There has been a stereotype thrown about that getting into college via the sports program is a free meal, an easy ticket.
That one is getting a paid for education not on academic merit but on how hard they can throw a ball, how quick they are or how strong they are.
It’s true that colleges look for those with exceptional athletic prowess, but it is a foolish misconception to think it makes college easy for them.
In fact, the average student might drop over dead if forced to follow the rigorous regiment that Delta’s athletic department utilizes.
Delta’s Assistant Football Coach Doug Murray said there’s much to the ins and outs of the getting into one of the athletics programs.
“The first thing that happens is kind of a dual outreach,” he said. The school will go looking for potential athletes.
At the same time, some potential student athletes hoping to become Mustangs will come in to them as well.
From there, a potential athlete has to follow the basic student guidelines everyone does.
These requirements include taking assessment tests, seeing a counselor and creating an academic plan. There are more requirements.
To be a part of a sports program one must be a full-time student, taking 12 units.
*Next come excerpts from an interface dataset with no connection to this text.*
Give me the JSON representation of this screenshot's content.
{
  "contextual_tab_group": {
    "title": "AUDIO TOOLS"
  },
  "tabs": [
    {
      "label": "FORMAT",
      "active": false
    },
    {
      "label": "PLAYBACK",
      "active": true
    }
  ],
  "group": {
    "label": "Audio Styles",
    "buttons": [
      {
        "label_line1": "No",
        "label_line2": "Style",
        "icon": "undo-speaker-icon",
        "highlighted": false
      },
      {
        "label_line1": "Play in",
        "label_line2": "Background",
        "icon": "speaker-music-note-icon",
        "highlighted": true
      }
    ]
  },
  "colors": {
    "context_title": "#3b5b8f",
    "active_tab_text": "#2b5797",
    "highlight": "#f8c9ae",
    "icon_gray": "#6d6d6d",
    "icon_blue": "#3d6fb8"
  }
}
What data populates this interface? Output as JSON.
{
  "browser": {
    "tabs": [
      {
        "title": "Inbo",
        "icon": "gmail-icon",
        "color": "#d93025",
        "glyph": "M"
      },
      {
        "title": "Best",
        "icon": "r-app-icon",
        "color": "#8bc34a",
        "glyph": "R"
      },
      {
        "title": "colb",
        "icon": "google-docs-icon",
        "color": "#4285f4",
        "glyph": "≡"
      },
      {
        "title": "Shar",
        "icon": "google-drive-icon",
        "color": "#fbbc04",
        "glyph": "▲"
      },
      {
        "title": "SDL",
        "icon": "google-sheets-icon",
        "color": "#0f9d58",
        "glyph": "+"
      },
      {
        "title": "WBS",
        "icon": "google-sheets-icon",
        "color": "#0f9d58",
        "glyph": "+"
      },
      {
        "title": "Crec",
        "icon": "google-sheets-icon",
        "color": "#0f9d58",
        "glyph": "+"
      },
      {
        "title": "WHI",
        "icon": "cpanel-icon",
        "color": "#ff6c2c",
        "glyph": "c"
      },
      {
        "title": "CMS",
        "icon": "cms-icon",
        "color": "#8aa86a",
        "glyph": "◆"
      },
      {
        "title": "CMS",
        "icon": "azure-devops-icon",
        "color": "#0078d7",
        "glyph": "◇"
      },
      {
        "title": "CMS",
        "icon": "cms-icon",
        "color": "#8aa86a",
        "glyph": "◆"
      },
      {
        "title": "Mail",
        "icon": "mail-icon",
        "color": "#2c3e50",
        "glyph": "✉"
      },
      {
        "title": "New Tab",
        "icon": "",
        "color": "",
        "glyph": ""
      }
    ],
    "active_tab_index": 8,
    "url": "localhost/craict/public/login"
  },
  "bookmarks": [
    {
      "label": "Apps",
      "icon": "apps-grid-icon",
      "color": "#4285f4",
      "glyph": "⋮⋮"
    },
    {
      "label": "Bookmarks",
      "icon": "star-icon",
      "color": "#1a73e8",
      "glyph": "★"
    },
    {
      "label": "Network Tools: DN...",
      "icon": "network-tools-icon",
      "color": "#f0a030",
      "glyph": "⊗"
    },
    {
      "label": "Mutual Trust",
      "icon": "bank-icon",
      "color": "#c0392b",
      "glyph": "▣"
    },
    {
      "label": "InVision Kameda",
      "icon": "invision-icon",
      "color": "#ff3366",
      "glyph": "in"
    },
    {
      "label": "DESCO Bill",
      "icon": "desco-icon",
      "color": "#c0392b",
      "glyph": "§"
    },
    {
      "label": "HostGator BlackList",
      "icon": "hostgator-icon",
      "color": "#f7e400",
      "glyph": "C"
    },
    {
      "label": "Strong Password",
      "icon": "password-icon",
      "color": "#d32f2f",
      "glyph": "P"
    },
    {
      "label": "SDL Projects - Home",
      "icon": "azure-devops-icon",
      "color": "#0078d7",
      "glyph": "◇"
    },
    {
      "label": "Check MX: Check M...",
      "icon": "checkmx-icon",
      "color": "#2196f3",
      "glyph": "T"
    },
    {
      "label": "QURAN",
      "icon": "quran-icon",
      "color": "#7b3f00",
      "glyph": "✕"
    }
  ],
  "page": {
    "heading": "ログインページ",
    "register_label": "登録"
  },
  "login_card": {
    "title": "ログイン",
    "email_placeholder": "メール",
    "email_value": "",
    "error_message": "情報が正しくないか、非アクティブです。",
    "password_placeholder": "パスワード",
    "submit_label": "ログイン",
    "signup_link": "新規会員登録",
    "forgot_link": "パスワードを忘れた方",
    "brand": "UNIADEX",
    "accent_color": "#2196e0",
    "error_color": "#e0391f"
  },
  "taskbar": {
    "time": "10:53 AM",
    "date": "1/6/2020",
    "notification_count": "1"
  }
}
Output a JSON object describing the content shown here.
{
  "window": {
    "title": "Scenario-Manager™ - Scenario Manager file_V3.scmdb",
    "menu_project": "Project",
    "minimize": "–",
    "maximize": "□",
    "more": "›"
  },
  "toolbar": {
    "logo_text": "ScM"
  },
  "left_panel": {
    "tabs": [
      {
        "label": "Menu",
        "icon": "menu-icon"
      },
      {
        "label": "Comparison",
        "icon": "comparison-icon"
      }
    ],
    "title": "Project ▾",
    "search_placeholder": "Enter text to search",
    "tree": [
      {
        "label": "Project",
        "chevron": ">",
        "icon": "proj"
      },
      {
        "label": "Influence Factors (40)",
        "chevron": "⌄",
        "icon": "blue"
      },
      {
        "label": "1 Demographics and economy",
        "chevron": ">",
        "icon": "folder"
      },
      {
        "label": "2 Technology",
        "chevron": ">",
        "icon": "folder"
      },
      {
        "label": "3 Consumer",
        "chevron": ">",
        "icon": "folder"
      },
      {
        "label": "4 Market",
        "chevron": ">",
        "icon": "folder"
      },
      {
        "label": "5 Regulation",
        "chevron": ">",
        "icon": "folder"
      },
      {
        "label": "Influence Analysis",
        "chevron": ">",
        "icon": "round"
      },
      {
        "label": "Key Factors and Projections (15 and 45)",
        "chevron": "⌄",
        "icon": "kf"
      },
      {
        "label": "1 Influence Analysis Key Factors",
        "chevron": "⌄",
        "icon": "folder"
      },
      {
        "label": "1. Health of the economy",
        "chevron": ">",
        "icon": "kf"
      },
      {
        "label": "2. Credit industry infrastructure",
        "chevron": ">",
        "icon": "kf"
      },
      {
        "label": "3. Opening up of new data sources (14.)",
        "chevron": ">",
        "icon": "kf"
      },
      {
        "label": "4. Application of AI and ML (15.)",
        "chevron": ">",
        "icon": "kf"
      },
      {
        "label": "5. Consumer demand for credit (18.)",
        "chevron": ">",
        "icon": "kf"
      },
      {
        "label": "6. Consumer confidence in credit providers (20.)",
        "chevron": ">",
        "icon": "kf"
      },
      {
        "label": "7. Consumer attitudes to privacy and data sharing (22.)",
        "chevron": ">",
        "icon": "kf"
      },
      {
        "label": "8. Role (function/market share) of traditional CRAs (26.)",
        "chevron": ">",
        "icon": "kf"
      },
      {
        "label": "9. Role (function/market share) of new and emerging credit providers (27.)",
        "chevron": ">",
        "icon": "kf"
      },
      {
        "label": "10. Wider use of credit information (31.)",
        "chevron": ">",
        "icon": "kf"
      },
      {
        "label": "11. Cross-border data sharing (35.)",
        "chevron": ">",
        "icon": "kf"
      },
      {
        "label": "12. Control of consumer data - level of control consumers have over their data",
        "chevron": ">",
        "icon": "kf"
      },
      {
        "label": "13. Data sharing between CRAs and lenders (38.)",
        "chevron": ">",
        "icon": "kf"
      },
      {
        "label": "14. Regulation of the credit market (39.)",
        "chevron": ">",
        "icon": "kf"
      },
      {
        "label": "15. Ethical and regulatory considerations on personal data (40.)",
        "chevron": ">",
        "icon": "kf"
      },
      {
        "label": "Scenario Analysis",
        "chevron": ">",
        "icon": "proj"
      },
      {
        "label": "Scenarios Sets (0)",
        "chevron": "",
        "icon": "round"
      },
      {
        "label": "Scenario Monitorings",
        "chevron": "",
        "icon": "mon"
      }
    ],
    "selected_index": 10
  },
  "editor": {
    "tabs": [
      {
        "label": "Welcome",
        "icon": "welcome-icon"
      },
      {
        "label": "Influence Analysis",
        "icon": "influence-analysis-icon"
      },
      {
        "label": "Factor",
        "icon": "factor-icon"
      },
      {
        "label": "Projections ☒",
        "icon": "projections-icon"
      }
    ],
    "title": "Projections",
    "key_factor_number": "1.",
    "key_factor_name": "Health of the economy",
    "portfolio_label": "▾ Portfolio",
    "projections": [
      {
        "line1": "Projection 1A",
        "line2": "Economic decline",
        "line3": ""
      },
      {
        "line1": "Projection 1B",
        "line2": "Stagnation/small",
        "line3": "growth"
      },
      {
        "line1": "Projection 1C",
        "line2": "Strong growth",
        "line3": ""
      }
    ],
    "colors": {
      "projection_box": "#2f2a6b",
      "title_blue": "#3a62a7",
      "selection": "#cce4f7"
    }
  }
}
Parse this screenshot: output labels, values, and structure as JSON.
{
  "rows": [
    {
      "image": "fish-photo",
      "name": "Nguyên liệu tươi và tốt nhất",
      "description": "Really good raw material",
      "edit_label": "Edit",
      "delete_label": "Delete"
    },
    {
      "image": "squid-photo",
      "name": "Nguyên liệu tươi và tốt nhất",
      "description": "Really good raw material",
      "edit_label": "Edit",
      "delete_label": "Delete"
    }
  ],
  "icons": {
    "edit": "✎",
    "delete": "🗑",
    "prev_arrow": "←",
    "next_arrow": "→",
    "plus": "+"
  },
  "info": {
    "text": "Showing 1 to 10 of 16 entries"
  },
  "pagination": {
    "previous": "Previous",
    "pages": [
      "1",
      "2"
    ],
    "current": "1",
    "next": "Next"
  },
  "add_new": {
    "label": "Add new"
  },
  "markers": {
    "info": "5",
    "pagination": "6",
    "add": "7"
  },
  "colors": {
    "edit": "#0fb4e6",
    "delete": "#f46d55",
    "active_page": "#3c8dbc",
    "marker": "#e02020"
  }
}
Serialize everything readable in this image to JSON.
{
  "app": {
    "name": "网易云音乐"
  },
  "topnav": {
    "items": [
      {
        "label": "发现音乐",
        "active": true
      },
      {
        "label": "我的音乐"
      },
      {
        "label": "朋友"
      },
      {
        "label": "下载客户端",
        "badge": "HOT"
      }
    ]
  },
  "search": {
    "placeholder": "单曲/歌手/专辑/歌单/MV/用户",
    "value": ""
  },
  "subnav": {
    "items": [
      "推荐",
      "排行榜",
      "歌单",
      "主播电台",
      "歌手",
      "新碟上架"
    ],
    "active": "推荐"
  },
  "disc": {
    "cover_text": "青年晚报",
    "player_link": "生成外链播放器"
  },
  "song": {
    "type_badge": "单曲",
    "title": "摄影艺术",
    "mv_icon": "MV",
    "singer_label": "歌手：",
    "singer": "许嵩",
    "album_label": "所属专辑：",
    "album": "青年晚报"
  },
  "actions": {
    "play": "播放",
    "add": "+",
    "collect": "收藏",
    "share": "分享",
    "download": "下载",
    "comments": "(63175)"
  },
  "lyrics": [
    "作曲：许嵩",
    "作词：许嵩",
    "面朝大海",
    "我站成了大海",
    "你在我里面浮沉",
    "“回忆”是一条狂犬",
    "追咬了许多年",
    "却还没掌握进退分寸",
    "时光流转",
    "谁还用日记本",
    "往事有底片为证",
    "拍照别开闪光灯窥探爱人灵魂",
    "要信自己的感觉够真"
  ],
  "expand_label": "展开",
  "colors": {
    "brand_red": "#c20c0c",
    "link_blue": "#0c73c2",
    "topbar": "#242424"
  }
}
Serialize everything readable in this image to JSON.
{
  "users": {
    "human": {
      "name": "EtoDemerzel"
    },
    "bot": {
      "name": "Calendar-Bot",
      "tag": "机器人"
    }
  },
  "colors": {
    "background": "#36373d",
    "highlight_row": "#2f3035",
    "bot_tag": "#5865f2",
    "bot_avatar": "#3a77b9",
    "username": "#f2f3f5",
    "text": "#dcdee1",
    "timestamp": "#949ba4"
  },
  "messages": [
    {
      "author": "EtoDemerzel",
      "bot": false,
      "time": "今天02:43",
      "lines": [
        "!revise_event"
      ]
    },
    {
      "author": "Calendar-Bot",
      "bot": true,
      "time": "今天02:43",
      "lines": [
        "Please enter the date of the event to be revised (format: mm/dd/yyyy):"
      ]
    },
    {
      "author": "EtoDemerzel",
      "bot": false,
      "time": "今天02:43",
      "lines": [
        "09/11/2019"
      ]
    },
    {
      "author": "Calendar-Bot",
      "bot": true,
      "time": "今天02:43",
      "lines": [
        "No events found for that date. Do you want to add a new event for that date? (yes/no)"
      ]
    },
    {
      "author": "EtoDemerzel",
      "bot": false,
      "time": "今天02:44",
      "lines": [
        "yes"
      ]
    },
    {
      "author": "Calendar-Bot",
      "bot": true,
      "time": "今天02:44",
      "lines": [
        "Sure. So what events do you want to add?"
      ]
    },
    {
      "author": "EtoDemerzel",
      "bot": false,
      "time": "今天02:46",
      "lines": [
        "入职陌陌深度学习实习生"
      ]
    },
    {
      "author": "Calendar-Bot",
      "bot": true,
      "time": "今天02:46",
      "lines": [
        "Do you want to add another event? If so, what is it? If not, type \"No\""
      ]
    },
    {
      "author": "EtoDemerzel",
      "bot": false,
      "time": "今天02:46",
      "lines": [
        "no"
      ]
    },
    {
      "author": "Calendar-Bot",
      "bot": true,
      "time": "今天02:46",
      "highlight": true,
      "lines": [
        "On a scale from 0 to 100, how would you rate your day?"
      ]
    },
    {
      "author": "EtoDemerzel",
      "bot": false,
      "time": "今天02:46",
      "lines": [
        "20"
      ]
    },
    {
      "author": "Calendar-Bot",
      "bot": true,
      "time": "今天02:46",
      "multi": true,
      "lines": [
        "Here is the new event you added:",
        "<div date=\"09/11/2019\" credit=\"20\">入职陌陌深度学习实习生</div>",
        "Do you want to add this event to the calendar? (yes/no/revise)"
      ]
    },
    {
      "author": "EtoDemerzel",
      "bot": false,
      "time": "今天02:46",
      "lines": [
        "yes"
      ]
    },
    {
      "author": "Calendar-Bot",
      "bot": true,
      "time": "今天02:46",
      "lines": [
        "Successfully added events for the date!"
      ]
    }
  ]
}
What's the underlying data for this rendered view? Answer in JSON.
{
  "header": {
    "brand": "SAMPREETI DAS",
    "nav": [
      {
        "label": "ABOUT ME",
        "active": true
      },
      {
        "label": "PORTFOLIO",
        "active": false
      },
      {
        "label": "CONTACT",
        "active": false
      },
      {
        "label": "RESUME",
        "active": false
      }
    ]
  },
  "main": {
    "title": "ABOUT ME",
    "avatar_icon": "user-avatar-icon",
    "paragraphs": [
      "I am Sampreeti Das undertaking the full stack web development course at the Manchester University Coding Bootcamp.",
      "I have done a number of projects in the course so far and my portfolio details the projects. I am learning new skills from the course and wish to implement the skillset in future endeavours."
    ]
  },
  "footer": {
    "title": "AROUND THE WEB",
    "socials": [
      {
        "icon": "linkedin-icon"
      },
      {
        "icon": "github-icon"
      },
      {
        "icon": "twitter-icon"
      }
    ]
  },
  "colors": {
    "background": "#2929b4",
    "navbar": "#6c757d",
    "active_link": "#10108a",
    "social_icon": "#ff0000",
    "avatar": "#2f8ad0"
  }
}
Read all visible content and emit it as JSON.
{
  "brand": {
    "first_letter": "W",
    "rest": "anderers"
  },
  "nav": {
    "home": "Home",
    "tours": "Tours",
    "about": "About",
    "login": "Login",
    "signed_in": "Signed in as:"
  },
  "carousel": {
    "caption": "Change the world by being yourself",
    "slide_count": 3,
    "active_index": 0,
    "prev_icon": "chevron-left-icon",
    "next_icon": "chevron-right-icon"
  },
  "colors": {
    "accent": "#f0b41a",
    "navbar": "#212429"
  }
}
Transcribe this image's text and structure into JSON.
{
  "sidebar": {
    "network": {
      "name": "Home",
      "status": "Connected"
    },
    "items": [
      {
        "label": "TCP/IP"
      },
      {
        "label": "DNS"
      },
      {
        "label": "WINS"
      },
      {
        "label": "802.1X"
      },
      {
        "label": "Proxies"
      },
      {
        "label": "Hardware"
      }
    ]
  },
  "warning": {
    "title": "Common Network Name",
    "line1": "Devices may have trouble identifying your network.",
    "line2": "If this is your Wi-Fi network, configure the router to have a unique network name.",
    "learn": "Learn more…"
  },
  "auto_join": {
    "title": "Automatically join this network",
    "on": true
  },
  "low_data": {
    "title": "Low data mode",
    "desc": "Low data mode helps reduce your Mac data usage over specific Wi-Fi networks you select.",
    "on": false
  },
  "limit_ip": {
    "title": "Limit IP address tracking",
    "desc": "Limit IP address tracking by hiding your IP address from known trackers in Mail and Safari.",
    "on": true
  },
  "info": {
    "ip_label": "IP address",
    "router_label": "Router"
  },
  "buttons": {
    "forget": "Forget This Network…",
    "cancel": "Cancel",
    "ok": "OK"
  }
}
Nine of those must be traditional academic units.
A student-athlete must maintain at least a 2.0 academic grade-point average or they risk being cut from the program.
Student-athletes must not only meet the college’s standards, but the athletic department’s
personal standards as well as National Collegiate Athletic Association standards, said Murray.
If requirements aren’t fully met, a student-athlete risks being unable to transfer to a four-year university and continue playing.
The program has fail safes in place to ensure players stay on track and up to speed with their studies.
Student-athletes are required to spend three hours each week in study hall.
Recruiters can come in whenever they want.
Usually, these visits are unannounced, so neither the coaches nor the players know when they will occur.
“And that’s why we make it so that our students are at their best at all times,” said Murray.